* Task to complete
Report each line of the data that has "Кабельный" somewhere in it.

--- Task inputs Enclosed Below ---

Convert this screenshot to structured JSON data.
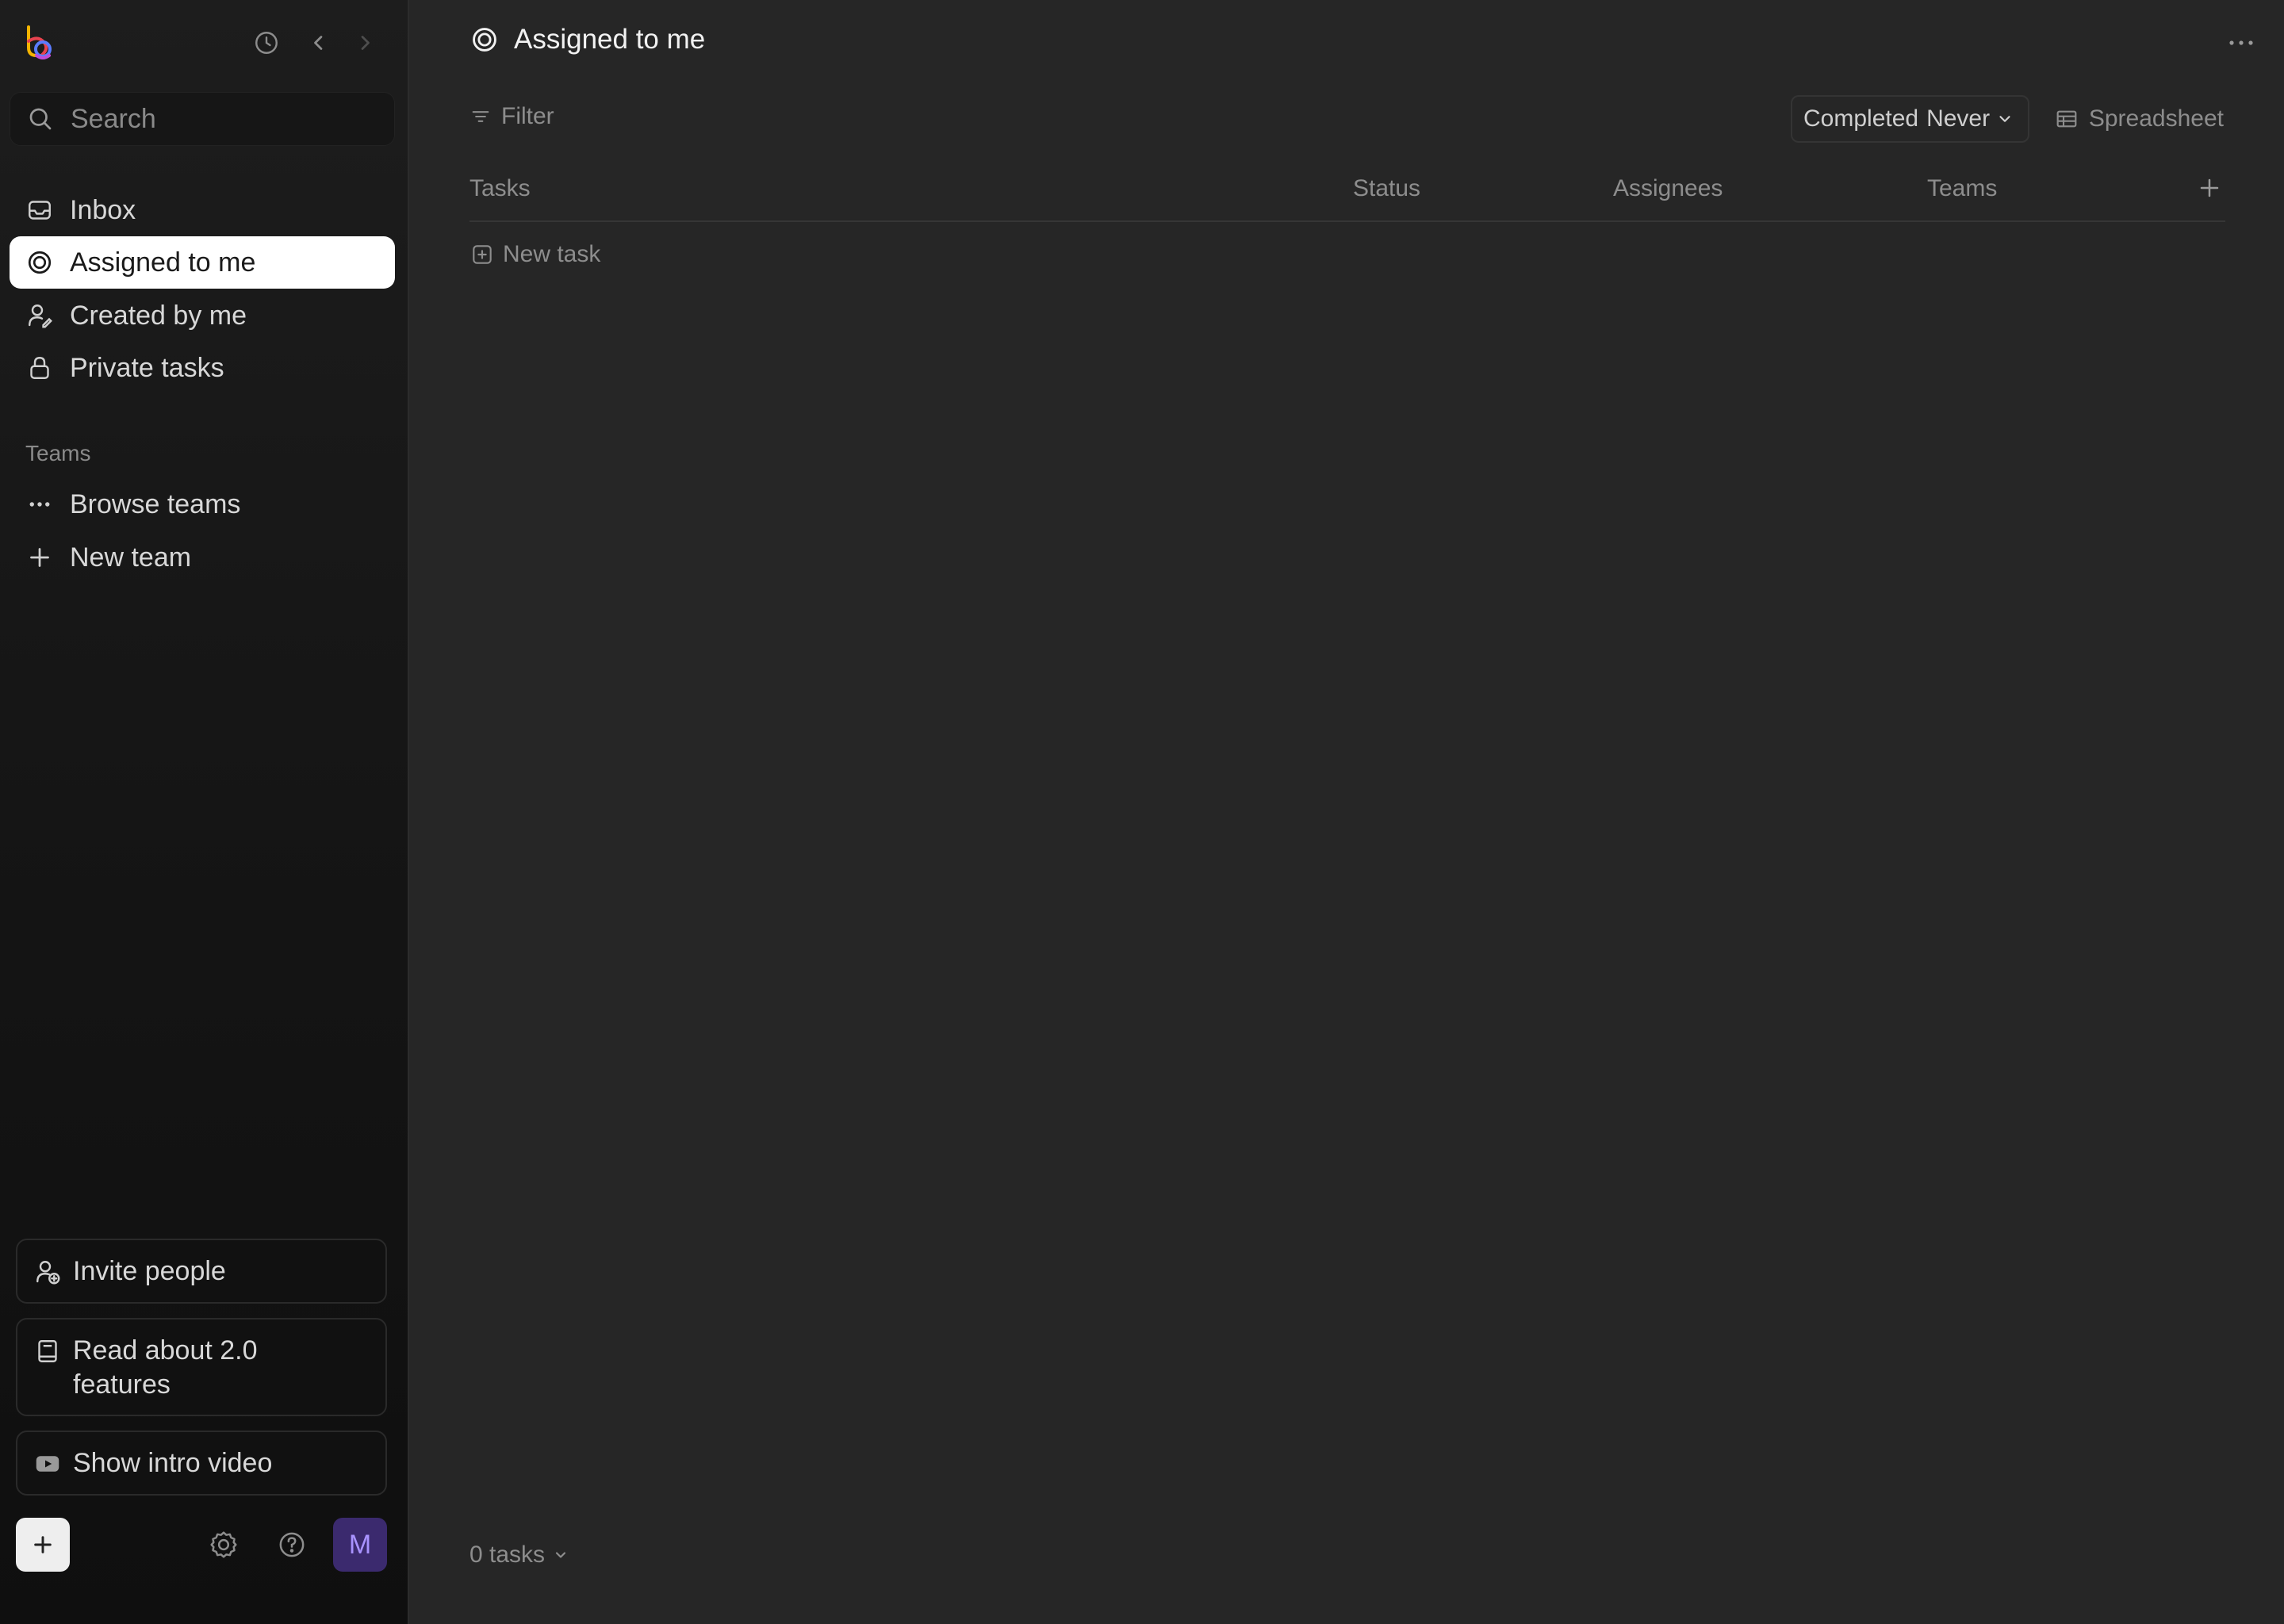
{
  "sidebar": {
    "search_placeholder": "Search",
    "nav": [
      {
        "label": "Inbox"
      },
      {
        "label": "Assigned to me"
      },
      {
        "label": "Created by me"
      },
      {
        "label": "Private tasks"
      }
    ],
    "teams_section_label": "Teams",
    "teams_items": [
      {
        "label": "Browse teams"
      },
      {
        "label": "New team"
      }
    ],
    "invite_label": "Invite people",
    "read_about_label": "Read about 2.0 features",
    "intro_video_label": "Show intro video",
    "avatar_initial": "M"
  },
  "main": {
    "title": "Assigned to me",
    "filter_label": "Filter",
    "completed_label": "Completed",
    "completed_value": "Never",
    "spreadsheet_label": "Spreadsheet",
    "columns": [
      "Tasks",
      "Status",
      "Assignees",
      "Teams"
    ],
    "new_task_label": "New task",
    "task_count_label": "0 tasks"
  },
  "colors": {
    "sidebar_bg": "#151515",
    "main_bg": "#262626",
    "active_item_bg": "#ffffff",
    "avatar_bg": "#3b2a6e",
    "avatar_fg": "#a993ff"
  }
}
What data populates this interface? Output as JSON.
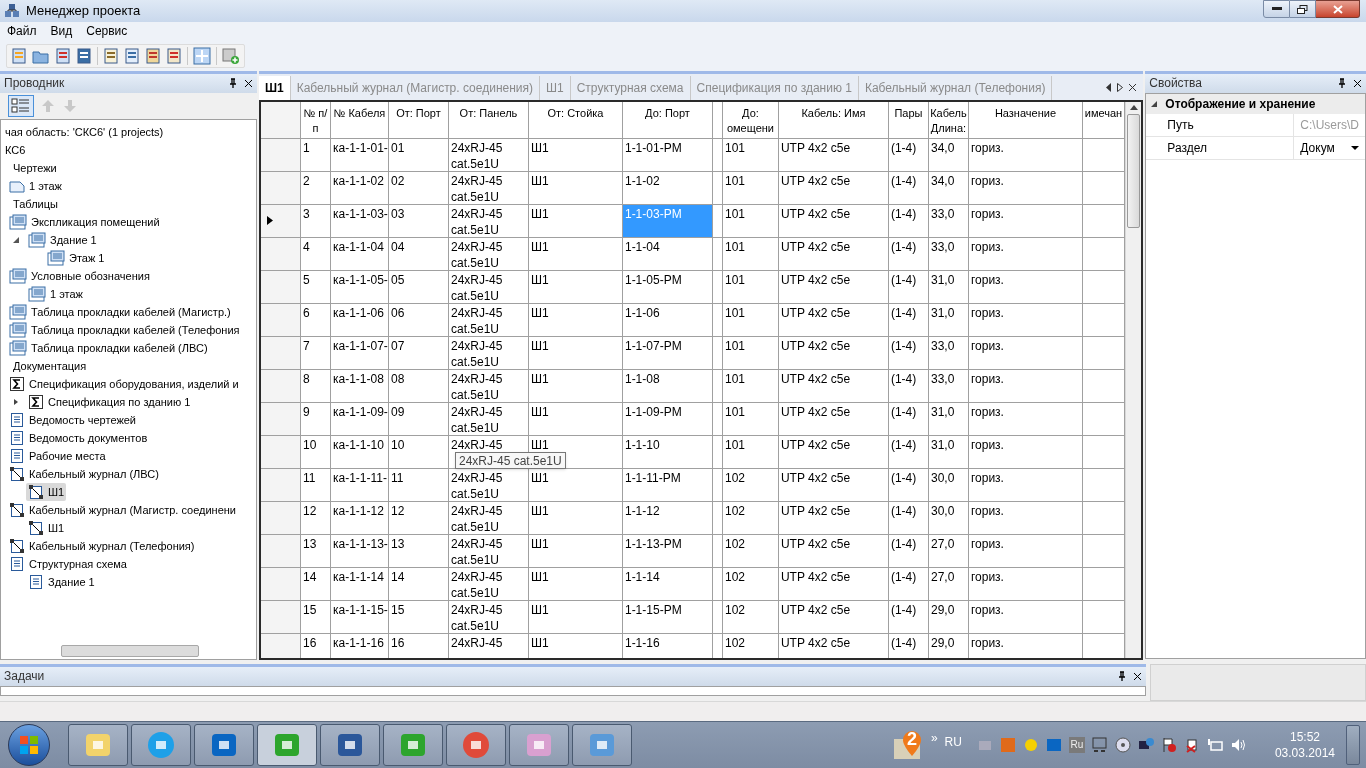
{
  "window": {
    "title": "Менеджер проекта"
  },
  "menu": [
    "Файл",
    "Вид",
    "Сервис"
  ],
  "explorer": {
    "title": "Проводник",
    "tree": [
      {
        "label": "чая область: 'СКС6' (1 projects)",
        "kind": "plain"
      },
      {
        "label": "КС6",
        "kind": "plain"
      },
      {
        "label": "Чертежи",
        "kind": "group",
        "children": [
          {
            "label": "1 этаж",
            "kind": "drawing",
            "selected": false
          }
        ]
      },
      {
        "label": "Таблицы",
        "kind": "group",
        "children": [
          {
            "label": "Экспликация помещений",
            "kind": "table",
            "selected": false,
            "children": [
              {
                "label": "Здание 1",
                "kind": "table",
                "selected": false,
                "expanded": true,
                "children": [
                  {
                    "label": "Этаж 1",
                    "kind": "table",
                    "selected": false
                  }
                ]
              }
            ]
          },
          {
            "label": "Условные обозначения",
            "kind": "table",
            "selected": false,
            "children": [
              {
                "label": "1 этаж",
                "kind": "table",
                "selected": false
              }
            ]
          },
          {
            "label": "Таблица прокладки кабелей (Магистр.)",
            "kind": "table",
            "selected": false
          },
          {
            "label": "Таблица прокладки кабелей (Телефония",
            "kind": "table",
            "selected": false
          },
          {
            "label": "Таблица прокладки кабелей (ЛВС)",
            "kind": "table",
            "selected": false
          }
        ]
      },
      {
        "label": "Документация",
        "kind": "group",
        "children": [
          {
            "label": "Спецификация оборудования, изделий и",
            "kind": "spec",
            "selected": false,
            "children": [
              {
                "label": "Спецификация по зданию 1",
                "kind": "spec",
                "selected": false,
                "expanded": false
              }
            ]
          },
          {
            "label": "Ведомость чертежей",
            "kind": "doc",
            "selected": false
          },
          {
            "label": "Ведомость документов",
            "kind": "doc",
            "selected": false
          },
          {
            "label": "Рабочие места",
            "kind": "doc",
            "selected": false
          },
          {
            "label": "Кабельный журнал (ЛВС)",
            "kind": "journal",
            "selected": false,
            "children": [
              {
                "label": "Ш1",
                "kind": "journal",
                "selected": true
              }
            ]
          },
          {
            "label": "Кабельный журнал (Магистр. соединени",
            "kind": "journal",
            "selected": false,
            "children": [
              {
                "label": "Ш1",
                "kind": "journal",
                "selected": false
              }
            ]
          },
          {
            "label": "Кабельный журнал (Телефония)",
            "kind": "journal",
            "selected": false
          },
          {
            "label": "Структурная схема",
            "kind": "doc",
            "selected": false,
            "children": [
              {
                "label": "Здание 1",
                "kind": "doc",
                "selected": false
              }
            ]
          }
        ]
      }
    ]
  },
  "tabs": [
    {
      "label": "Ш1",
      "selected": true
    },
    {
      "label": "Кабельный журнал (Магистр. соединения)",
      "selected": false
    },
    {
      "label": "Ш1",
      "selected": false
    },
    {
      "label": "Структурная схема",
      "selected": false
    },
    {
      "label": "Спецификация по зданию 1",
      "selected": false
    },
    {
      "label": "Кабельный журнал (Телефония)",
      "selected": false
    }
  ],
  "table": {
    "columns": [
      {
        "label": "№ п/п",
        "selected": false
      },
      {
        "label": "№ Кабеля",
        "selected": false
      },
      {
        "label": "От: Порт",
        "selected": false
      },
      {
        "label": "От: Панель",
        "selected": false
      },
      {
        "label": "От: Стойка",
        "selected": false
      },
      {
        "label": "До: Порт",
        "selected": true
      },
      {
        "label": "До: омещени",
        "selected": false
      },
      {
        "label": "Кабель: Имя",
        "selected": false
      },
      {
        "label": "Пары",
        "selected": false
      },
      {
        "label": "Кабель Длина:",
        "selected": false
      },
      {
        "label": "Назначение",
        "selected": false
      },
      {
        "label": "имечан",
        "selected": false
      }
    ],
    "rows": [
      {
        "selected": false,
        "cells": [
          "1",
          "ка-1-1-01-",
          "01",
          "24xRJ-45 cat.5e1U",
          "Ш1",
          "1-1-01-PM",
          "101",
          "UTP 4x2 c5e",
          "(1-4)",
          "34,0",
          "гориз."
        ]
      },
      {
        "selected": false,
        "cells": [
          "2",
          "ка-1-1-02",
          "02",
          "24xRJ-45 cat.5e1U",
          "Ш1",
          "1-1-02",
          "101",
          "UTP 4x2 c5e",
          "(1-4)",
          "34,0",
          "гориз."
        ]
      },
      {
        "selected": true,
        "cells": [
          "3",
          "ка-1-1-03-",
          "03",
          "24xRJ-45 cat.5e1U",
          "Ш1",
          "1-1-03-PM",
          "101",
          "UTP 4x2 c5e",
          "(1-4)",
          "33,0",
          "гориз."
        ]
      },
      {
        "selected": false,
        "cells": [
          "4",
          "ка-1-1-04",
          "04",
          "24xRJ-45 cat.5e1U",
          "Ш1",
          "1-1-04",
          "101",
          "UTP 4x2 c5e",
          "(1-4)",
          "33,0",
          "гориз."
        ]
      },
      {
        "selected": false,
        "cells": [
          "5",
          "ка-1-1-05-",
          "05",
          "24xRJ-45 cat.5e1U",
          "Ш1",
          "1-1-05-PM",
          "101",
          "UTP 4x2 c5e",
          "(1-4)",
          "31,0",
          "гориз."
        ]
      },
      {
        "selected": false,
        "cells": [
          "6",
          "ка-1-1-06",
          "06",
          "24xRJ-45 cat.5e1U",
          "Ш1",
          "1-1-06",
          "101",
          "UTP 4x2 c5e",
          "(1-4)",
          "31,0",
          "гориз."
        ]
      },
      {
        "selected": false,
        "cells": [
          "7",
          "ка-1-1-07-",
          "07",
          "24xRJ-45 cat.5e1U",
          "Ш1",
          "1-1-07-PM",
          "101",
          "UTP 4x2 c5e",
          "(1-4)",
          "33,0",
          "гориз."
        ]
      },
      {
        "selected": false,
        "cells": [
          "8",
          "ка-1-1-08",
          "08",
          "24xRJ-45 cat.5e1U",
          "Ш1",
          "1-1-08",
          "101",
          "UTP 4x2 c5e",
          "(1-4)",
          "33,0",
          "гориз."
        ]
      },
      {
        "selected": false,
        "cells": [
          "9",
          "ка-1-1-09-",
          "09",
          "24xRJ-45 cat.5e1U",
          "Ш1",
          "1-1-09-PM",
          "101",
          "UTP 4x2 c5e",
          "(1-4)",
          "31,0",
          "гориз."
        ]
      },
      {
        "selected": false,
        "cells": [
          "10",
          "ка-1-1-10",
          "10",
          "24xRJ-45",
          "Ш1",
          "1-1-10",
          "101",
          "UTP 4x2 c5e",
          "(1-4)",
          "31,0",
          "гориз."
        ]
      },
      {
        "selected": false,
        "cells": [
          "11",
          "ка-1-1-11-",
          "11",
          "24xRJ-45 cat.5e1U",
          "Ш1",
          "1-1-11-PM",
          "102",
          "UTP 4x2 c5e",
          "(1-4)",
          "30,0",
          "гориз."
        ]
      },
      {
        "selected": false,
        "cells": [
          "12",
          "ка-1-1-12",
          "12",
          "24xRJ-45 cat.5e1U",
          "Ш1",
          "1-1-12",
          "102",
          "UTP 4x2 c5e",
          "(1-4)",
          "30,0",
          "гориз."
        ]
      },
      {
        "selected": false,
        "cells": [
          "13",
          "ка-1-1-13-",
          "13",
          "24xRJ-45 cat.5e1U",
          "Ш1",
          "1-1-13-PM",
          "102",
          "UTP 4x2 c5e",
          "(1-4)",
          "27,0",
          "гориз."
        ]
      },
      {
        "selected": false,
        "cells": [
          "14",
          "ка-1-1-14",
          "14",
          "24xRJ-45 cat.5e1U",
          "Ш1",
          "1-1-14",
          "102",
          "UTP 4x2 c5e",
          "(1-4)",
          "27,0",
          "гориз."
        ]
      },
      {
        "selected": false,
        "cells": [
          "15",
          "ка-1-1-15-",
          "15",
          "24xRJ-45 cat.5e1U",
          "Ш1",
          "1-1-15-PM",
          "102",
          "UTP 4x2 c5e",
          "(1-4)",
          "29,0",
          "гориз."
        ]
      },
      {
        "selected": false,
        "cells": [
          "16",
          "ка-1-1-16",
          "16",
          "24xRJ-45",
          "Ш1",
          "1-1-16",
          "102",
          "UTP 4x2 c5e",
          "(1-4)",
          "29,0",
          "гориз."
        ]
      }
    ],
    "tooltip": "24xRJ-45 cat.5e1U"
  },
  "properties": {
    "title": "Свойства",
    "group": {
      "label": "Отображение и хранение",
      "expanded": true
    },
    "rows": [
      {
        "name": "Путь",
        "value": "C:\\Users\\D",
        "disabled": true,
        "kind": "text"
      },
      {
        "name": "Раздел",
        "value": "Докум",
        "disabled": false,
        "kind": "dropdown"
      }
    ]
  },
  "tasks": {
    "title": "Задачи"
  },
  "taskbar": {
    "tray_badge": "2",
    "overflow": "»",
    "language": "RU",
    "tray_label": "Ru",
    "time": "15:52",
    "date": "03.03.2014"
  }
}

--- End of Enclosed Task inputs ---

* Exercise answer
            "label": "Кабельный журнал (ЛВС)",
            "label": "Кабельный журнал (Магистр. соединени",
            "label": "Кабельный журнал (Телефония)",
      "label": "Кабельный журнал (Магистр. соединения)",
      "label": "Кабельный журнал (Телефония)",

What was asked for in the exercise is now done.